**TASK INSTRUCTIONS**
Please find every line in the records below that contains the word "JSON", and copy it.

**INPUT DATA**
*-*-*

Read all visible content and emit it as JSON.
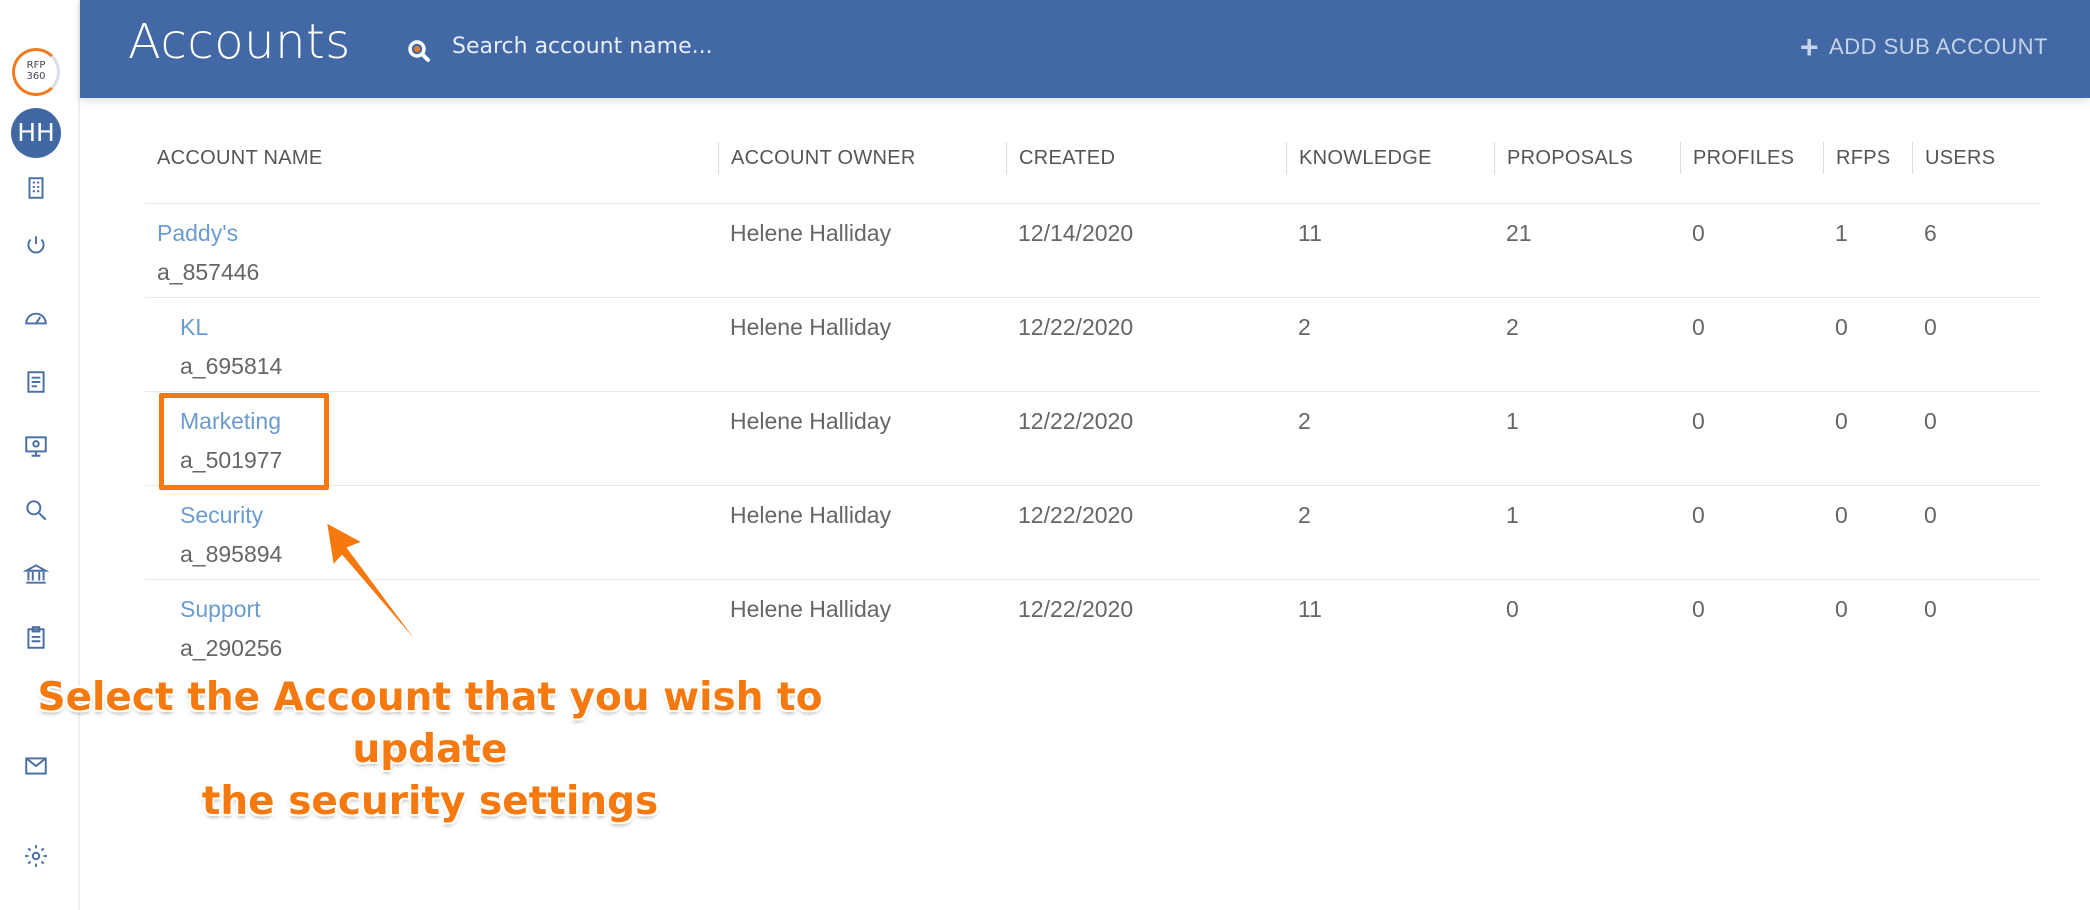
{
  "sidebar": {
    "logo_text": "RFP\n360",
    "avatar_initials": "HH",
    "icons": [
      "building-icon",
      "power-icon",
      "dashboard-icon",
      "document-icon",
      "monitor-icon",
      "search-icon",
      "bank-icon",
      "clipboard-icon",
      "mail-icon",
      "gear-icon"
    ]
  },
  "header": {
    "title": "Accounts",
    "search_placeholder": "Search account name...",
    "add_sub_account_label": "ADD SUB ACCOUNT"
  },
  "table": {
    "columns": [
      "ACCOUNT NAME",
      "ACCOUNT OWNER",
      "CREATED",
      "KNOWLEDGE",
      "PROPOSALS",
      "PROFILES",
      "RFPS",
      "USERS"
    ],
    "rows": [
      {
        "name": "Paddy's",
        "id": "a_857446",
        "owner": "Helene Halliday",
        "created": "12/14/2020",
        "knowledge": "11",
        "proposals": "21",
        "profiles": "0",
        "rfps": "1",
        "users": "6"
      },
      {
        "name": "KL",
        "id": "a_695814",
        "owner": "Helene Halliday",
        "created": "12/22/2020",
        "knowledge": "2",
        "proposals": "2",
        "profiles": "0",
        "rfps": "0",
        "users": "0"
      },
      {
        "name": "Marketing",
        "id": "a_501977",
        "owner": "Helene Halliday",
        "created": "12/22/2020",
        "knowledge": "2",
        "proposals": "1",
        "profiles": "0",
        "rfps": "0",
        "users": "0"
      },
      {
        "name": "Security",
        "id": "a_895894",
        "owner": "Helene Halliday",
        "created": "12/22/2020",
        "knowledge": "2",
        "proposals": "1",
        "profiles": "0",
        "rfps": "0",
        "users": "0"
      },
      {
        "name": "Support",
        "id": "a_290256",
        "owner": "Helene Halliday",
        "created": "12/22/2020",
        "knowledge": "11",
        "proposals": "0",
        "profiles": "0",
        "rfps": "0",
        "users": "0"
      }
    ]
  },
  "annotation": {
    "line1": "Select the Account that you wish to update",
    "line2": "the security settings",
    "color": "#f5790f"
  }
}
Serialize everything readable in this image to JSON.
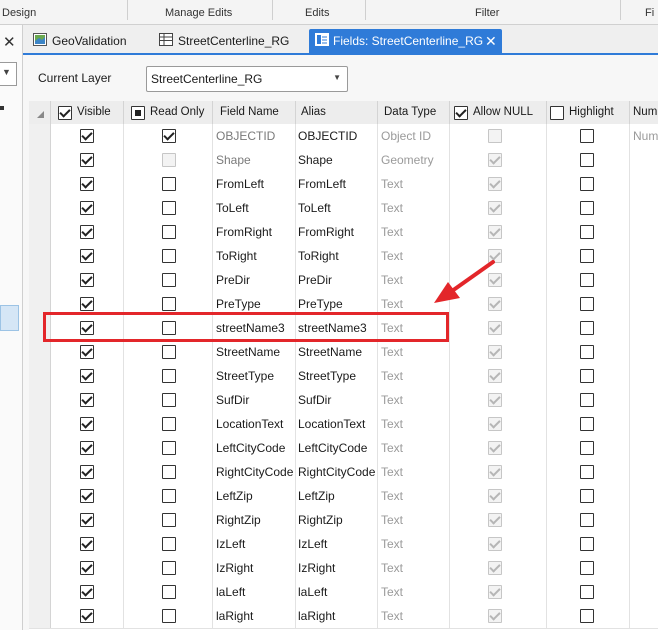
{
  "ribbon": {
    "groups": [
      "Design",
      "Manage Edits",
      "Edits",
      "Filter",
      "Fi"
    ]
  },
  "tabs": [
    {
      "label": "GeoValidation",
      "icon": "map-icon"
    },
    {
      "label": "StreetCenterline_RG",
      "icon": "table-icon"
    },
    {
      "label": "Fields: StreetCenterline_RG",
      "icon": "fields-icon",
      "active": true
    }
  ],
  "current_layer": {
    "label": "Current Layer",
    "value": "StreetCenterline_RG"
  },
  "columns": {
    "visible": "Visible",
    "read_only": "Read Only",
    "field_name": "Field Name",
    "alias": "Alias",
    "data_type": "Data Type",
    "allow_null": "Allow NULL",
    "highlight": "Highlight",
    "number_format": "Num"
  },
  "rows": [
    {
      "field": "OBJECTID",
      "alias": "OBJECTID",
      "type": "Object ID",
      "visible": true,
      "readonly": true,
      "readonly_disabled": false,
      "allownull": false,
      "numfmt": "Num",
      "style": "grey"
    },
    {
      "field": "Shape",
      "alias": "Shape",
      "type": "Geometry",
      "visible": true,
      "readonly": false,
      "readonly_disabled": true,
      "allownull": true,
      "numfmt": "",
      "style": "grey"
    },
    {
      "field": "FromLeft",
      "alias": "FromLeft",
      "type": "Text",
      "visible": true,
      "readonly": false,
      "allownull": true,
      "numfmt": ""
    },
    {
      "field": "ToLeft",
      "alias": "ToLeft",
      "type": "Text",
      "visible": true,
      "readonly": false,
      "allownull": true,
      "numfmt": ""
    },
    {
      "field": "FromRight",
      "alias": "FromRight",
      "type": "Text",
      "visible": true,
      "readonly": false,
      "allownull": true,
      "numfmt": ""
    },
    {
      "field": "ToRight",
      "alias": "ToRight",
      "type": "Text",
      "visible": true,
      "readonly": false,
      "allownull": true,
      "numfmt": ""
    },
    {
      "field": "PreDir",
      "alias": "PreDir",
      "type": "Text",
      "visible": true,
      "readonly": false,
      "allownull": true,
      "numfmt": ""
    },
    {
      "field": "PreType",
      "alias": "PreType",
      "type": "Text",
      "visible": true,
      "readonly": false,
      "allownull": true,
      "numfmt": ""
    },
    {
      "field": "streetName3",
      "alias": "streetName3",
      "type": "Text",
      "visible": true,
      "readonly": false,
      "allownull": true,
      "numfmt": ""
    },
    {
      "field": "StreetName",
      "alias": "StreetName",
      "type": "Text",
      "visible": true,
      "readonly": false,
      "allownull": true,
      "numfmt": ""
    },
    {
      "field": "StreetType",
      "alias": "StreetType",
      "type": "Text",
      "visible": true,
      "readonly": false,
      "allownull": true,
      "numfmt": ""
    },
    {
      "field": "SufDir",
      "alias": "SufDir",
      "type": "Text",
      "visible": true,
      "readonly": false,
      "allownull": true,
      "numfmt": ""
    },
    {
      "field": "LocationText",
      "alias": "LocationText",
      "type": "Text",
      "visible": true,
      "readonly": false,
      "allownull": true,
      "numfmt": ""
    },
    {
      "field": "LeftCityCode",
      "alias": "LeftCityCode",
      "type": "Text",
      "visible": true,
      "readonly": false,
      "allownull": true,
      "numfmt": ""
    },
    {
      "field": "RightCityCode",
      "alias": "RightCityCode",
      "type": "Text",
      "visible": true,
      "readonly": false,
      "allownull": true,
      "numfmt": ""
    },
    {
      "field": "LeftZip",
      "alias": "LeftZip",
      "type": "Text",
      "visible": true,
      "readonly": false,
      "allownull": true,
      "numfmt": ""
    },
    {
      "field": "RightZip",
      "alias": "RightZip",
      "type": "Text",
      "visible": true,
      "readonly": false,
      "allownull": true,
      "numfmt": ""
    },
    {
      "field": "IzLeft",
      "alias": "IzLeft",
      "type": "Text",
      "visible": true,
      "readonly": false,
      "allownull": true,
      "numfmt": ""
    },
    {
      "field": "IzRight",
      "alias": "IzRight",
      "type": "Text",
      "visible": true,
      "readonly": false,
      "allownull": true,
      "numfmt": ""
    },
    {
      "field": "laLeft",
      "alias": "laLeft",
      "type": "Text",
      "visible": true,
      "readonly": false,
      "allownull": true,
      "numfmt": ""
    },
    {
      "field": "laRight",
      "alias": "laRight",
      "type": "Text",
      "visible": true,
      "readonly": false,
      "allownull": true,
      "numfmt": ""
    }
  ],
  "annotation": {
    "color": "#e3262a",
    "highlighted_field": "streetName3"
  },
  "colors": {
    "accent": "#2f7bd8"
  }
}
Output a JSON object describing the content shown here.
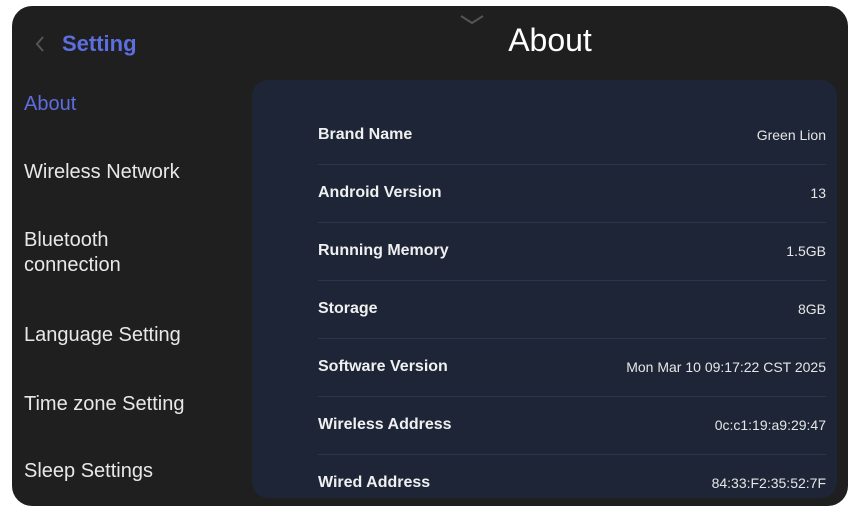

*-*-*

**ANSWER FOR THIS EXERCISE**
Read all visible content and emit it as JSON.
Serialize everything readable in this image to JSON.
Output a JSON object describing the content shown here.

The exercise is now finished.